Driving in the wee hours of the night, the mind and the body come together to do crazy things to stay awake. However, after I had exhausted all of the traditional methods – loud music, lowered windows, making obnoxious sounds, biting my knuckles or smacking my own face – the family’s “need” for sleep required me to resort to the most effective SILENT method of staying awake: pulling nose hairs! (It is at this point that my wife denounces me and cancels all of her social commitments until her disguise is complete). Those of you who have done the long, late-night haul know exactly what I am talking about. The physical pain of trying to stay awake is brutal but eventually the cool air from the lowered window or the loud music become the pesky minions of Mr. Sandman. It is only a firmly pulled nostril follicle that will snap you back to reality. The searing pain and watering eyes from a single severed strand is good for at least 20 miles…pray that you have enough follicular growth to last the journey! The painful process may save your life.

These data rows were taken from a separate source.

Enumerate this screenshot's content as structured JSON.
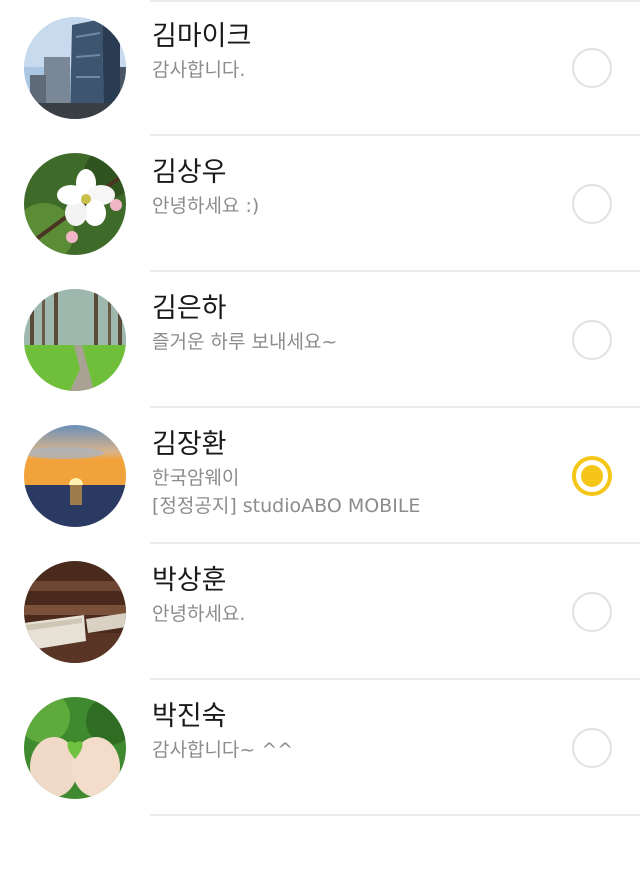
{
  "accent_color": "#f5c518",
  "contacts": [
    {
      "name": "김마이크",
      "status": "감사합니다.",
      "status2": "",
      "selected": false
    },
    {
      "name": "김상우",
      "status": "안녕하세요 :)",
      "status2": "",
      "selected": false
    },
    {
      "name": "김은하",
      "status": "즐거운 하루 보내세요~",
      "status2": "",
      "selected": false
    },
    {
      "name": "김장환",
      "status": "한국암웨이",
      "status2": "[정정공지] studioABO MOBILE",
      "selected": true
    },
    {
      "name": "박상훈",
      "status": "안녕하세요.",
      "status2": "",
      "selected": false
    },
    {
      "name": "박진숙",
      "status": "감사합니다~ ^^",
      "status2": "",
      "selected": false
    }
  ]
}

A few weeks ago I called Randy, a very good friend of mine. We now live in North Carolina but Randy still lives in Wisconsin (sorry, buddy!). He is a successful business owner and I wanted to ask his advice on an important business decision. True to his nature, Randy’s initial response was supportive, excited and affirming for our project. But then he says, “Can I ask you a few questions?”. Without much thought, I agreed – and he began to ask questions that seemed to call into question my judgment! He asked about my motives; my reasons for certain decisions and whether I was prepared for this or that. For about a millisecond, I was vexed! But then it hit me…he just pulled a nose hair! I was “falling asleep at the wheel” of life and had not fully considered the hard questions. Randy not only knew the right questions, he was willing to ask them; even if it was uncomfortable or difficult for me to hear! A True Friend…I am truly blessed!
There is a Proverb that says, “Faithful are the wounds of a friend, but deceitful are the kisses of an enemy.” (Proverbs 27:6) Why would a friend wound you? Because he loves you too much to see you make stupid choices! Randy was being the truest of friends because he chose to ask the hard question and allow his trust in the relationship to provide the support. The “pain” was temporary and short-lived but well worth the insights that eventually came from that conversation.

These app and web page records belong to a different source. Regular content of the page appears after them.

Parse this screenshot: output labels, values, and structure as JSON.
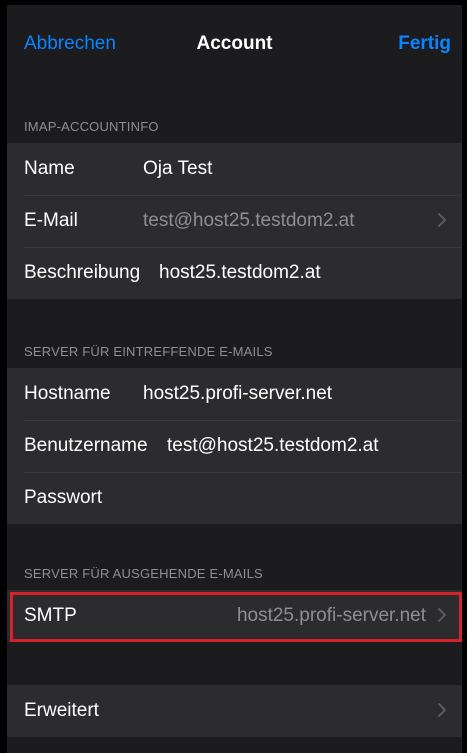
{
  "nav": {
    "cancel": "Abbrechen",
    "title": "Account",
    "done": "Fertig"
  },
  "sections": {
    "imap": {
      "header": "IMAP-ACCOUNTINFO",
      "name_label": "Name",
      "name_value": "Oja Test",
      "email_label": "E-Mail",
      "email_value": "test@host25.testdom2.at",
      "desc_label": "Beschreibung",
      "desc_value": "host25.testdom2.at"
    },
    "incoming": {
      "header": "SERVER FÜR EINTREFFENDE E-MAILS",
      "host_label": "Hostname",
      "host_value": "host25.profi-server.net",
      "user_label": "Benutzername",
      "user_value": "test@host25.testdom2.at",
      "pass_label": "Passwort"
    },
    "outgoing": {
      "header": "SERVER FÜR AUSGEHENDE E-MAILS",
      "smtp_label": "SMTP",
      "smtp_value": "host25.profi-server.net"
    },
    "advanced": {
      "label": "Erweitert"
    }
  },
  "colors": {
    "accent": "#0a84ff",
    "highlight": "#d6222b",
    "cell": "#2c2c2e",
    "background": "#1c1c1e"
  }
}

I wonder? When you have the chance to stand in the gap for your friend and make them accountable for their decisions or question them on the direction they are heading, what do you do? We are called to be Salt and Light to the world (Matthew 5:13-16). It is correct to apply this analogy to being a witness to the lost – a good thing, for sure! The world needs to have us share the Gospel in a way that makes them thirsty for Truth and provides a clear view of that Truth. I wonder, though, is there an alternate application to this command to be Christ to those around us? Are we being Salt and Light to our closest friends and loved ones?
- Salt burns in the open wound! It cleanses and drives out infection. It forces us to look at the gaping sore and address the need.
- Light exposes the slightest flaw! It causes us to inspect the small details that may be ignored in the dim glow of our own ‘self-centeredness’.
If we are to be the ones who “bear one another’s burdens” (Galatians 6:2), perhaps we should throw a little salt, shine a little light and pull an occasional nose hair for those we call friend or family!
OPEN MIC: SHARE YOUR THOUGHTS
- Who has been the friend you needed to jolt you back to reality?
- Have you been able to be that friend to someone else?
- Share your thoughts in the “Reply” section below.